Stages in the Maturity Stage Growth Stable Copyright © 2009 Pearson Education, Inc. Publishing as Prentice Hall Decaying maturity 10 -27

Marketing Product Modifications • Quality improvements • Feature improvements • Style improvements Copyright ©

Marketing Product Modifications • Quality improvements • Feature improvements • Style improvements Copyright © 2009 Pearson Education, Inc. Publishing as Prentice Hall 10 -28

Marketing Program Modifications Prices Distribution Advertising Sales promotion Services Copyright © 2009 Pearson Education,

Marketing Program Modifications Prices Distribution Advertising Sales promotion Services Copyright © 2009 Pearson Education, Inc. Publishing as Prentice Hall 10 -29

Ways to Increase Sales Volume • • Convert nonusers Enter new market segments Attract

Ways to Increase Sales Volume • • Convert nonusers Enter new market segments Attract competitors’ customers Have consumers use the product on more occasions • Have consumers use more of the product on each occasion • Have consumers use the product in new ways Copyright © 2009 Pearson Education, Inc. Publishing as Prentice Hall 10 -30

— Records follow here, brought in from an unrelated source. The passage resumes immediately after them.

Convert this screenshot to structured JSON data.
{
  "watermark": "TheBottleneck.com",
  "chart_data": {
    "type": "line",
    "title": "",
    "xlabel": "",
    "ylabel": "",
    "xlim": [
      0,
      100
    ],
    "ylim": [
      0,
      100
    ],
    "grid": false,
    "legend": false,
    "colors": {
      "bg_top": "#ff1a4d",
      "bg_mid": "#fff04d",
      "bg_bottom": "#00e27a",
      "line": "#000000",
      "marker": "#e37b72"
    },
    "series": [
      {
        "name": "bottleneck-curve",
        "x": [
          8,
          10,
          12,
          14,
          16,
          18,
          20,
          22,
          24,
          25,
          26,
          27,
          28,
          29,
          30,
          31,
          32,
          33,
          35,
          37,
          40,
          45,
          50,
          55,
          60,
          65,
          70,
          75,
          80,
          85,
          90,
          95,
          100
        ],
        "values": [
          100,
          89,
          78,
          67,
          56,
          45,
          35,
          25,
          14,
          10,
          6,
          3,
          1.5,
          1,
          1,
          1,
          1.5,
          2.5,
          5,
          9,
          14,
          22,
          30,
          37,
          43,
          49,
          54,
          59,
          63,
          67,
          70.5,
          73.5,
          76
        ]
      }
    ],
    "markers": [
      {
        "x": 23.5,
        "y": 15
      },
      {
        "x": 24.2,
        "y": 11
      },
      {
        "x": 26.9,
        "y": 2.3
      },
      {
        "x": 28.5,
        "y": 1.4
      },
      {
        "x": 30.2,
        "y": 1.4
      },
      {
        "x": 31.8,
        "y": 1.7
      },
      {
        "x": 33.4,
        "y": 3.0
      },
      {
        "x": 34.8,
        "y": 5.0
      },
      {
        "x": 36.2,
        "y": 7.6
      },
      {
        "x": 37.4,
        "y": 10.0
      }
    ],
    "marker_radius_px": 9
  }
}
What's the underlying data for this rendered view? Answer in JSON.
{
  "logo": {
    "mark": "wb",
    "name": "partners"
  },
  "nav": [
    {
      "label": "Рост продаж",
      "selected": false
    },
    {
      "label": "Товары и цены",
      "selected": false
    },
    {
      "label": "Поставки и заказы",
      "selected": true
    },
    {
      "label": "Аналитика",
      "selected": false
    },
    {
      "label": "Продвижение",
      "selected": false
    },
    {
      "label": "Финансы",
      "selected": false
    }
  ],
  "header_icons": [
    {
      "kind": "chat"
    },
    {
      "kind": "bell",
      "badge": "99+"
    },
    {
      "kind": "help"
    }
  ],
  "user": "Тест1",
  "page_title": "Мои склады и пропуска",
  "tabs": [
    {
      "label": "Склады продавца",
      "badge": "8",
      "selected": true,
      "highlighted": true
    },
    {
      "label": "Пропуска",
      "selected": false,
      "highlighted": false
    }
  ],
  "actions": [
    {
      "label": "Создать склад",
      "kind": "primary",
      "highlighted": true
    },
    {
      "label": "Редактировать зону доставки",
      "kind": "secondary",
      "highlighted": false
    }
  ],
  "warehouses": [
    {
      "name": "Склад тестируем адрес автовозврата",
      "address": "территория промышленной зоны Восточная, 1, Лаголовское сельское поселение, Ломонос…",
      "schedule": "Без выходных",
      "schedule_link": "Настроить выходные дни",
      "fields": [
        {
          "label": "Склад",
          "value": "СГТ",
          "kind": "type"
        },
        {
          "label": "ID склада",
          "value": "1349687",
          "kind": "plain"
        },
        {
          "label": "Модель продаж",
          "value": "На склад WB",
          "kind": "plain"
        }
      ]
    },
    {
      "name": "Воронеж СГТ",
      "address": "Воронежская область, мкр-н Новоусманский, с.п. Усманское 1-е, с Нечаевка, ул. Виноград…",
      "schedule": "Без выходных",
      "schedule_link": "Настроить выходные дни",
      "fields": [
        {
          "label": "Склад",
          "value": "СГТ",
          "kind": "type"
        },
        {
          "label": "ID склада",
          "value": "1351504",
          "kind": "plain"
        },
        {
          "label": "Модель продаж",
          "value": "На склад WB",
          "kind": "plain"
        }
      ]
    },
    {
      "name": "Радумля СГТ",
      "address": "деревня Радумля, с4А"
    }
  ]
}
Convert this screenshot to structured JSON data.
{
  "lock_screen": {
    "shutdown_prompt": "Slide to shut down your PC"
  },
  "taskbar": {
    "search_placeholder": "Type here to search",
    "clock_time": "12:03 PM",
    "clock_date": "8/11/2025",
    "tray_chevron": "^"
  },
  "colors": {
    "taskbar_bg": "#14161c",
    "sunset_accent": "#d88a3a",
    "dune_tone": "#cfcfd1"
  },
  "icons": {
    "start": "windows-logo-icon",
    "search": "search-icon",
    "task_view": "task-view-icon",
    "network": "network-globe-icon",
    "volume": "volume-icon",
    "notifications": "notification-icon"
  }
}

A Product in Decline Copyright © 2009 Pearson Education, Inc. Publishing as Prentice Hall

A Product in Decline Copyright © 2009 Pearson Education, Inc. Publishing as Prentice Hall 10 -31

Market Evolution Stages Emergence Growth Maturity Decline Copyright © 2009 Pearson Education, Inc. Publishing

Market Evolution Stages Emergence Growth Maturity Decline Copyright © 2009 Pearson Education, Inc. Publishing as Prentice Hall 10 -32

Emerging Markets Latent Single-niche Multiple-niche Zibbie Zone is one of several Mass-market virtual worlds

Emerging Markets Latent Single-niche Multiple-niche Zibbie Zone is one of several Mass-market virtual worlds tied to toys. Copyright © 2009 Pearson Education, Inc. Publishing as Prentice Hall 10 -33

Figure 10. 5 Maturity Strategies Copyright © 2009 Pearson Education, Inc. Publishing as Prentice

Figure 10. 5 Maturity Strategies Copyright © 2009 Pearson Education, Inc. Publishing as Prentice Hall 10 -34

Marketing Debate ü Do brands have finite lives? Take a position: 1. Brands cannot

Marketing Debate ü Do brands have finite lives? Take a position: 1. Brands cannot be expected to last 2. forever. 3. or 4. 2. There is no reason for a brand to 5. ever become obsolete. Copyright © 2009 Pearson Education, Inc. Publishing as Prentice Hall 10 -35

Marketing Discussion ü What strategies do firms use to try to position themselves on

Marketing Discussion ü What strategies do firms use to try to position themselves on the basis of pairs of attributes and benefits? Copyright © 2009 Pearson Education, Inc. Publishing as Prentice Hall 10 -36